[[ Exercise input open ]]

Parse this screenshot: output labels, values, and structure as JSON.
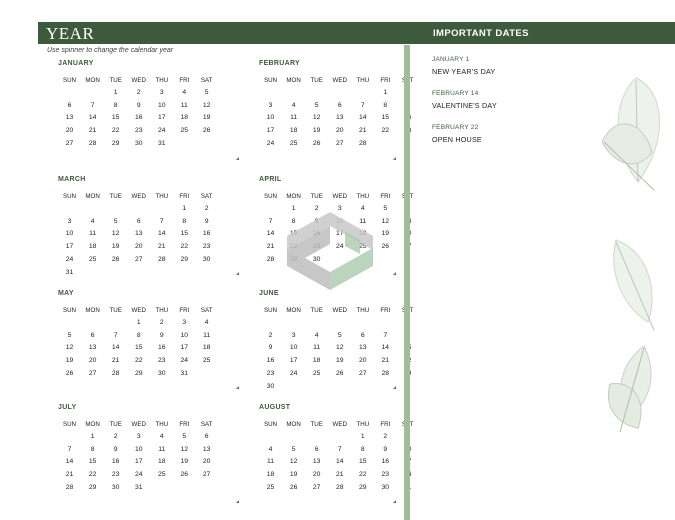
{
  "header": {
    "year_title": "YEAR",
    "important_dates_title": "IMPORTANT DATES"
  },
  "spinner_note": "Use spinner to change the calendar year",
  "weekdays": [
    "SUN",
    "MON",
    "TUE",
    "WED",
    "THU",
    "FRI",
    "SAT"
  ],
  "months": [
    {
      "name": "JANUARY",
      "rows": [
        [
          "",
          "",
          "1",
          "2",
          "3",
          "4",
          "5"
        ],
        [
          "6",
          "7",
          "8",
          "9",
          "10",
          "11",
          "12"
        ],
        [
          "13",
          "14",
          "15",
          "16",
          "17",
          "18",
          "19"
        ],
        [
          "20",
          "21",
          "22",
          "23",
          "24",
          "25",
          "26"
        ],
        [
          "27",
          "28",
          "29",
          "30",
          "31",
          "",
          ""
        ],
        [
          "",
          "",
          "",
          "",
          "",
          "",
          ""
        ]
      ]
    },
    {
      "name": "FEBRUARY",
      "rows": [
        [
          "",
          "",
          "",
          "",
          "",
          "1",
          "2"
        ],
        [
          "3",
          "4",
          "5",
          "6",
          "7",
          "8",
          "9"
        ],
        [
          "10",
          "11",
          "12",
          "13",
          "14",
          "15",
          "16"
        ],
        [
          "17",
          "18",
          "19",
          "20",
          "21",
          "22",
          "23"
        ],
        [
          "24",
          "25",
          "26",
          "27",
          "28",
          "",
          ""
        ],
        [
          "",
          "",
          "",
          "",
          "",
          "",
          ""
        ]
      ]
    },
    {
      "name": "MARCH",
      "rows": [
        [
          "",
          "",
          "",
          "",
          "",
          "1",
          "2"
        ],
        [
          "3",
          "4",
          "5",
          "6",
          "7",
          "8",
          "9"
        ],
        [
          "10",
          "11",
          "12",
          "13",
          "14",
          "15",
          "16"
        ],
        [
          "17",
          "18",
          "19",
          "20",
          "21",
          "22",
          "23"
        ],
        [
          "24",
          "25",
          "26",
          "27",
          "28",
          "29",
          "30"
        ],
        [
          "31",
          "",
          "",
          "",
          "",
          "",
          ""
        ]
      ]
    },
    {
      "name": "APRIL",
      "rows": [
        [
          "",
          "1",
          "2",
          "3",
          "4",
          "5",
          "6"
        ],
        [
          "7",
          "8",
          "9",
          "10",
          "11",
          "12",
          "13"
        ],
        [
          "14",
          "15",
          "16",
          "17",
          "18",
          "19",
          "20"
        ],
        [
          "21",
          "22",
          "23",
          "24",
          "25",
          "26",
          "27"
        ],
        [
          "28",
          "29",
          "30",
          "",
          "",
          "",
          ""
        ],
        [
          "",
          "",
          "",
          "",
          "",
          "",
          ""
        ]
      ]
    },
    {
      "name": "MAY",
      "rows": [
        [
          "",
          "",
          "",
          "1",
          "2",
          "3",
          "4"
        ],
        [
          "5",
          "6",
          "7",
          "8",
          "9",
          "10",
          "11"
        ],
        [
          "12",
          "13",
          "14",
          "15",
          "16",
          "17",
          "18"
        ],
        [
          "19",
          "20",
          "21",
          "22",
          "23",
          "24",
          "25"
        ],
        [
          "26",
          "27",
          "28",
          "29",
          "30",
          "31",
          ""
        ],
        [
          "",
          "",
          "",
          "",
          "",
          "",
          ""
        ]
      ]
    },
    {
      "name": "JUNE",
      "rows": [
        [
          "",
          "",
          "",
          "",
          "",
          "",
          "1"
        ],
        [
          "2",
          "3",
          "4",
          "5",
          "6",
          "7",
          "8"
        ],
        [
          "9",
          "10",
          "11",
          "12",
          "13",
          "14",
          "15"
        ],
        [
          "16",
          "17",
          "18",
          "19",
          "20",
          "21",
          "22"
        ],
        [
          "23",
          "24",
          "25",
          "26",
          "27",
          "28",
          "29"
        ],
        [
          "30",
          "",
          "",
          "",
          "",
          "",
          ""
        ]
      ]
    },
    {
      "name": "JULY",
      "rows": [
        [
          "",
          "1",
          "2",
          "3",
          "4",
          "5",
          "6"
        ],
        [
          "7",
          "8",
          "9",
          "10",
          "11",
          "12",
          "13"
        ],
        [
          "14",
          "15",
          "16",
          "17",
          "18",
          "19",
          "20"
        ],
        [
          "21",
          "22",
          "23",
          "24",
          "25",
          "26",
          "27"
        ],
        [
          "28",
          "29",
          "30",
          "31",
          "",
          "",
          ""
        ],
        [
          "",
          "",
          "",
          "",
          "",
          "",
          ""
        ]
      ]
    },
    {
      "name": "AUGUST",
      "rows": [
        [
          "",
          "",
          "",
          "",
          "1",
          "2",
          "3"
        ],
        [
          "4",
          "5",
          "6",
          "7",
          "8",
          "9",
          "10"
        ],
        [
          "11",
          "12",
          "13",
          "14",
          "15",
          "16",
          "17"
        ],
        [
          "18",
          "19",
          "20",
          "21",
          "22",
          "23",
          "24"
        ],
        [
          "25",
          "26",
          "27",
          "28",
          "29",
          "30",
          "31"
        ],
        [
          "",
          "",
          "",
          "",
          "",
          "",
          ""
        ]
      ]
    }
  ],
  "important_dates": [
    {
      "date": "JANUARY 1",
      "event": "NEW YEAR'S DAY"
    },
    {
      "date": "FEBRUARY 14",
      "event": "VALENTINE'S DAY"
    },
    {
      "date": "FEBRUARY 22",
      "event": "OPEN HOUSE"
    }
  ],
  "colors": {
    "header_bg": "#3e5a3c",
    "divider": "#9fbe98",
    "accent_text": "#3e5a3c"
  }
}
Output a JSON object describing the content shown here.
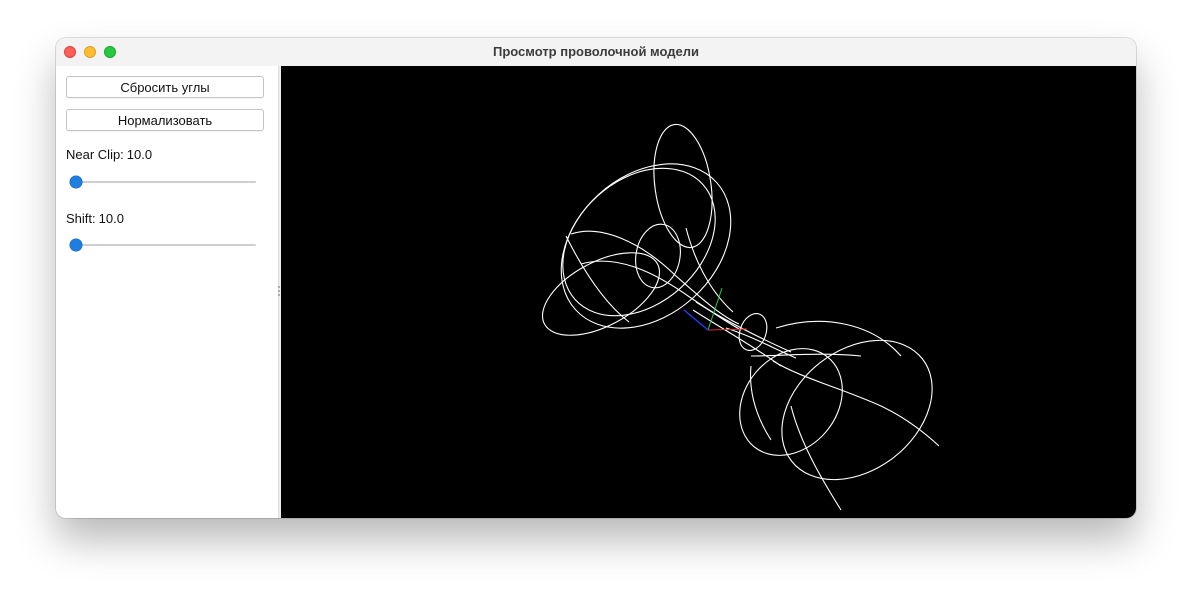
{
  "window": {
    "title": "Просмотр проволочной модели"
  },
  "sidebar": {
    "reset_button": "Сбросить углы",
    "normalize_button": "Нормализовать",
    "near_clip": {
      "label": "Near Clip:",
      "value": "10.0",
      "level": 0.0
    },
    "shift": {
      "label": "Shift:",
      "value": "10.0",
      "level": 0.0
    }
  },
  "viewport": {
    "background": "#000000",
    "wire_color": "#ffffff",
    "axis_colors": {
      "x": "#e03030",
      "y": "#2ecc40",
      "z": "#2040ff"
    }
  },
  "colors": {
    "slider_thumb": "#1f7ee0",
    "traffic_close": "#fe5f57",
    "traffic_min": "#febc2e",
    "traffic_max": "#28c840"
  }
}
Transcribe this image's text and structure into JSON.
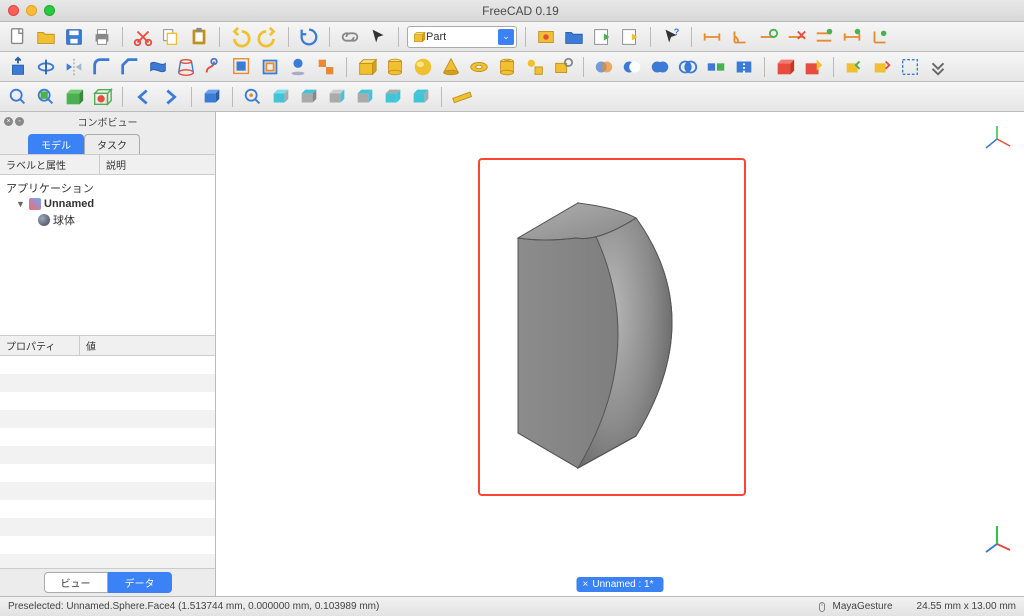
{
  "window": {
    "title": "FreeCAD 0.19"
  },
  "workbench": {
    "label": "Part",
    "icon": "part-icon"
  },
  "combo": {
    "title": "コンボビュー",
    "tabs": {
      "model": "モデル",
      "task": "タスク",
      "active": "model"
    },
    "tree_headers": {
      "label": "ラベルと属性",
      "desc": "説明"
    },
    "tree": {
      "root": "アプリケーション",
      "doc": "Unnamed",
      "item": "球体"
    },
    "prop_headers": {
      "prop": "プロパティ",
      "val": "値"
    },
    "bottom_tabs": {
      "view": "ビュー",
      "data": "データ",
      "active": "data"
    }
  },
  "document_tab": {
    "label": "Unnamed : 1*",
    "close": "×"
  },
  "status": {
    "preselect": "Preselected: Unnamed.Sphere.Face4 (1.513744 mm, 0.000000 mm, 0.103989 mm)",
    "nav_style": "MayaGesture",
    "dimensions": "24.55 mm x 13.00 mm"
  },
  "icon_colors": {
    "blue": "#3b7bd6",
    "dblue": "#2a5fa8",
    "yellow": "#f0c030",
    "orange": "#e88b2e",
    "green": "#4caf50",
    "red": "#e74c3c",
    "gray": "#888",
    "cyan": "#3ec5d8"
  }
}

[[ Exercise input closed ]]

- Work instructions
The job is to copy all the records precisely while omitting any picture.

- The completed task
Parse this screenshot: output labels, values, and structure as JSON.
{
  "header": {
    "year_title": "YEAR",
    "important_dates_title": "IMPORTANT DATES"
  },
  "spinner_note": "Use spinner to change the calendar year",
  "weekdays": [
    "SUN",
    "MON",
    "TUE",
    "WED",
    "THU",
    "FRI",
    "SAT"
  ],
  "months": [
    {
      "name": "JANUARY",
      "rows": [
        [
          "",
          "",
          "1",
          "2",
          "3",
          "4",
          "5"
        ],
        [
          "6",
          "7",
          "8",
          "9",
          "10",
          "11",
          "12"
        ],
        [
          "13",
          "14",
          "15",
          "16",
          "17",
          "18",
          "19"
        ],
        [
          "20",
          "21",
          "22",
          "23",
          "24",
          "25",
          "26"
        ],
        [
          "27",
          "28",
          "29",
          "30",
          "31",
          "",
          ""
        ],
        [
          "",
          "",
          "",
          "",
          "",
          "",
          ""
        ]
      ]
    },
    {
      "name": "FEBRUARY",
      "rows": [
        [
          "",
          "",
          "",
          "",
          "",
          "1",
          "2"
        ],
        [
          "3",
          "4",
          "5",
          "6",
          "7",
          "8",
          "9"
        ],
        [
          "10",
          "11",
          "12",
          "13",
          "14",
          "15",
          "16"
        ],
        [
          "17",
          "18",
          "19",
          "20",
          "21",
          "22",
          "23"
        ],
        [
          "24",
          "25",
          "26",
          "27",
          "28",
          "",
          ""
        ],
        [
          "",
          "",
          "",
          "",
          "",
          "",
          ""
        ]
      ]
    },
    {
      "name": "MARCH",
      "rows": [
        [
          "",
          "",
          "",
          "",
          "",
          "1",
          "2"
        ],
        [
          "3",
          "4",
          "5",
          "6",
          "7",
          "8",
          "9"
        ],
        [
          "10",
          "11",
          "12",
          "13",
          "14",
          "15",
          "16"
        ],
        [
          "17",
          "18",
          "19",
          "20",
          "21",
          "22",
          "23"
        ],
        [
          "24",
          "25",
          "26",
          "27",
          "28",
          "29",
          "30"
        ],
        [
          "31",
          "",
          "",
          "",
          "",
          "",
          ""
        ]
      ]
    },
    {
      "name": "APRIL",
      "rows": [
        [
          "",
          "1",
          "2",
          "3",
          "4",
          "5",
          "6"
        ],
        [
          "7",
          "8",
          "9",
          "10",
          "11",
          "12",
          "13"
        ],
        [
          "14",
          "15",
          "16",
          "17",
          "18",
          "19",
          "20"
        ],
        [
          "21",
          "22",
          "23",
          "24",
          "25",
          "26",
          "27"
        ],
        [
          "28",
          "29",
          "30",
          "",
          "",
          "",
          ""
        ],
        [
          "",
          "",
          "",
          "",
          "",
          "",
          ""
        ]
      ]
    },
    {
      "name": "MAY",
      "rows": [
        [
          "",
          "",
          "",
          "1",
          "2",
          "3",
          "4"
        ],
        [
          "5",
          "6",
          "7",
          "8",
          "9",
          "10",
          "11"
        ],
        [
          "12",
          "13",
          "14",
          "15",
          "16",
          "17",
          "18"
        ],
        [
          "19",
          "20",
          "21",
          "22",
          "23",
          "24",
          "25"
        ],
        [
          "26",
          "27",
          "28",
          "29",
          "30",
          "31",
          ""
        ],
        [
          "",
          "",
          "",
          "",
          "",
          "",
          ""
        ]
      ]
    },
    {
      "name": "JUNE",
      "rows": [
        [
          "",
          "",
          "",
          "",
          "",
          "",
          "1"
        ],
        [
          "2",
          "3",
          "4",
          "5",
          "6",
          "7",
          "8"
        ],
        [
          "9",
          "10",
          "11",
          "12",
          "13",
          "14",
          "15"
        ],
        [
          "16",
          "17",
          "18",
          "19",
          "20",
          "21",
          "22"
        ],
        [
          "23",
          "24",
          "25",
          "26",
          "27",
          "28",
          "29"
        ],
        [
          "30",
          "",
          "",
          "",
          "",
          "",
          ""
        ]
      ]
    },
    {
      "name": "JULY",
      "rows": [
        [
          "",
          "1",
          "2",
          "3",
          "4",
          "5",
          "6"
        ],
        [
          "7",
          "8",
          "9",
          "10",
          "11",
          "12",
          "13"
        ],
        [
          "14",
          "15",
          "16",
          "17",
          "18",
          "19",
          "20"
        ],
        [
          "21",
          "22",
          "23",
          "24",
          "25",
          "26",
          "27"
        ],
        [
          "28",
          "29",
          "30",
          "31",
          "",
          "",
          ""
        ],
        [
          "",
          "",
          "",
          "",
          "",
          "",
          ""
        ]
      ]
    },
    {
      "name": "AUGUST",
      "rows": [
        [
          "",
          "",
          "",
          "",
          "1",
          "2",
          "3"
        ],
        [
          "4",
          "5",
          "6",
          "7",
          "8",
          "9",
          "10"
        ],
        [
          "11",
          "12",
          "13",
          "14",
          "15",
          "16",
          "17"
        ],
        [
          "18",
          "19",
          "20",
          "21",
          "22",
          "23",
          "24"
        ],
        [
          "25",
          "26",
          "27",
          "28",
          "29",
          "30",
          "31"
        ],
        [
          "",
          "",
          "",
          "",
          "",
          "",
          ""
        ]
      ]
    }
  ],
  "important_dates": [
    {
      "date": "JANUARY 1",
      "event": "NEW YEAR'S DAY"
    },
    {
      "date": "FEBRUARY 14",
      "event": "VALENTINE'S DAY"
    },
    {
      "date": "FEBRUARY 22",
      "event": "OPEN HOUSE"
    }
  ],
  "colors": {
    "header_bg": "#3e5a3c",
    "divider": "#9fbe98",
    "accent_text": "#3e5a3c"
  }
}
Output a JSON object describing the content shown here.
{
  "window": {
    "title": "Просмотр проволочной модели"
  },
  "sidebar": {
    "reset_button": "Сбросить углы",
    "normalize_button": "Нормализовать",
    "near_clip": {
      "label": "Near Clip:",
      "value": "10.0",
      "level": 0.0
    },
    "shift": {
      "label": "Shift:",
      "value": "10.0",
      "level": 0.0
    }
  },
  "viewport": {
    "background": "#000000",
    "wire_color": "#ffffff",
    "axis_colors": {
      "x": "#e03030",
      "y": "#2ecc40",
      "z": "#2040ff"
    }
  },
  "colors": {
    "slider_thumb": "#1f7ee0",
    "traffic_close": "#fe5f57",
    "traffic_min": "#febc2e",
    "traffic_max": "#28c840"
  }
}
Transcribe this image's text and structure into JSON.
{
  "window": {
    "title": "FreeCAD 0.19"
  },
  "workbench": {
    "label": "Part",
    "icon": "part-icon"
  },
  "combo": {
    "title": "コンボビュー",
    "tabs": {
      "model": "モデル",
      "task": "タスク",
      "active": "model"
    },
    "tree_headers": {
      "label": "ラベルと属性",
      "desc": "説明"
    },
    "tree": {
      "root": "アプリケーション",
      "doc": "Unnamed",
      "item": "球体"
    },
    "prop_headers": {
      "prop": "プロパティ",
      "val": "値"
    },
    "bottom_tabs": {
      "view": "ビュー",
      "data": "データ",
      "active": "data"
    }
  },
  "document_tab": {
    "label": "Unnamed : 1*",
    "close": "×"
  },
  "status": {
    "preselect": "Preselected: Unnamed.Sphere.Face4 (1.513744 mm, 0.000000 mm, 0.103989 mm)",
    "nav_style": "MayaGesture",
    "dimensions": "24.55 mm x 13.00 mm"
  },
  "icon_colors": {
    "blue": "#3b7bd6",
    "dblue": "#2a5fa8",
    "yellow": "#f0c030",
    "orange": "#e88b2e",
    "green": "#4caf50",
    "red": "#e74c3c",
    "gray": "#888",
    "cyan": "#3ec5d8"
  }
}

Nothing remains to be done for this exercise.